RIBA Gold Medal winner Rem Koolhaas is acclaimed both for his buildings and his writings. Murray Fraser assesses the work, ideas and influence of a man who likes to shock
Rem Koolhaas is the key architect of his generation and it is fitting that he is to get the RIBA Gold Medal. His writings and buildings are exceptional. It is hard to think of another figure since Le Corbusier, maybe Louis Kahn, who is seen as being truly international class both for their writings on architectural theory and for their design projects. Most top architects at best manage one or the other.

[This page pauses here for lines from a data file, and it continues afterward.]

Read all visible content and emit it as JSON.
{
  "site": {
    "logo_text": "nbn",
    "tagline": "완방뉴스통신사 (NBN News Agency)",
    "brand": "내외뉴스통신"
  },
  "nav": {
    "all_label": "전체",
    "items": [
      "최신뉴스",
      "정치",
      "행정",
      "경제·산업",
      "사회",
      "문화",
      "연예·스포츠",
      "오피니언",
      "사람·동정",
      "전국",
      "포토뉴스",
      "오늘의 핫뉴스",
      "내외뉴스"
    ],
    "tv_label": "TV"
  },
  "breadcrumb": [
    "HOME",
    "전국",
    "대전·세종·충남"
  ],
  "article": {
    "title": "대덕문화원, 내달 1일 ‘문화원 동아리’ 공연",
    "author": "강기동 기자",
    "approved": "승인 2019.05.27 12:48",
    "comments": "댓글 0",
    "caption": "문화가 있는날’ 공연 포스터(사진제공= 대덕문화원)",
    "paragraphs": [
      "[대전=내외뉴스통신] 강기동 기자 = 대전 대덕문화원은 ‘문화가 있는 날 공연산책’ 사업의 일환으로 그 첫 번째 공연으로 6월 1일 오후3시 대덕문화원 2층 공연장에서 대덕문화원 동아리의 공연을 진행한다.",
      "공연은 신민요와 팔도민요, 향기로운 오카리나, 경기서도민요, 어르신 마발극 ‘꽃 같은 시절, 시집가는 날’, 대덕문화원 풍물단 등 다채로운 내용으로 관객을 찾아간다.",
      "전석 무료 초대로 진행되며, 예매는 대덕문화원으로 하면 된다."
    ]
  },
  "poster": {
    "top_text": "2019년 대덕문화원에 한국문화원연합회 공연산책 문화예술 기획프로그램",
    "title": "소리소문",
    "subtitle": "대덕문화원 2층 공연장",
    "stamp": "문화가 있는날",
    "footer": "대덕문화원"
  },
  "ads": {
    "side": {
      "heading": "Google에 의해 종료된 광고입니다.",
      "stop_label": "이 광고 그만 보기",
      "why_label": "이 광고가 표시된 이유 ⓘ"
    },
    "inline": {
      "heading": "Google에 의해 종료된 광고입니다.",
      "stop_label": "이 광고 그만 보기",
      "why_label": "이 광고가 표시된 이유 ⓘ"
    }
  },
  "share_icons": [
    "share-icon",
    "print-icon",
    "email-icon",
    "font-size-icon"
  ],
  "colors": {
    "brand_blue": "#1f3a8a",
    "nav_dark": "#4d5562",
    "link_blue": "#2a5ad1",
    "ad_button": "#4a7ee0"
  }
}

Koolhaas has written the three seminal texts of the past three decades. First came Delirious New York, which crystallised the impact of post-structuralist theory at the Architectural Association and elsewhere in the 1970s. In the 1990s, 'The Generic City' essay set in train a Western fascination with urban development in Asia. It was the standout piece in the otherwise over-hyped S, M, L, XL, a vanity monograph by any other name.
Now for our time comes his essay on 'Junkspace'. It taunts Modern architecture with the claim that for all its attempts at social and aesthetic revolution, its real contribution to history is the shopping mall. Super-serviced sheds with clip-on cosmetic skins are its progeny. In typical Koolhaas fashion, it is written as a scintillating and deeply ironic stream of consciousness. The essay attacks consensual political values, High-Tech mythology, the soft and pseudo-humanistic Modernism of figures such as Van Eyck and Hertzberger, and the general self-importance of architects. Find a language to discuss what you really do, he says, and, echoing Manfredo Tafuri, above all be realistic about what you can ever produce within capitalist society.
It is also classic Koolhaas in its over-statement. The suspicion is that he never fully believes the positions he outlines. The desire is to shock. Koolhaas is like an architectural gunslinger shooting from the hip, often hilariously accurate, at other points way off the mark. 'Junkspace' offers a genuine attempt to think about architectural and urban conditions, and to avoid the trap of swallowing professional self-delusions.
This approach was taken up increasingly in the work of Koolhaas' practice, the Office of Metropolitan Architecture in Rotterdam, now spreading across the world. Yet the early designs were far from stunning.
Those of us who loved his prose found buildings such as the Hague Dance Theatre to be mannered and flimsy, far too reliant on the weak formal inversions and empty critical posturing of 1980s Post-Modernism.
But as Koolhaas moved away from the abstraction of post-structuralist theory, and began to argue that architecture could be subversive while engaging with the economic and political relations that enable it to be built, so his work matured. The Kunsthal in Rotterdam was the best building of the 1990s, one of the best anywhere for decades. It reworked Mies' Berlin National Gallery by splicing it with an ingenious ramped circulation system. Translucent walls and bifurcated floors opened up the hitherto segregated spaces of the modern museum. His ethos is to fuse the avantgarde with explicit engineering. Since then, working with superbly talented engineers like Cecil Balmond, the output of Koolhaas and his office has become prodigious: the private house in Bordeaux with its levitating central room, and punchy city projects such as the Prada store in Manhattan, the student building at IIT in Chicago, or the forthcoming television headquarters in Beijing.
Koolhaas has influenced a host of younger Dutch architects, from Ben van Berkel to MVRDV, and many others internationally, from Herzog & de Meuron to Foreign Office Architects, in part through the urban research carried out with students on his master's course at Harvard. He is the star international lecturer, a cultural celebrity known beyond the world of architecture. For someone who has had such strong links to Britain through education and residency, it is absurd that Koolhaas has not built here.
Maybe his opposition to the High-Tech brigade has helped to exclude him. Who knows, but perhaps the seal of RIBA approval might change the situation.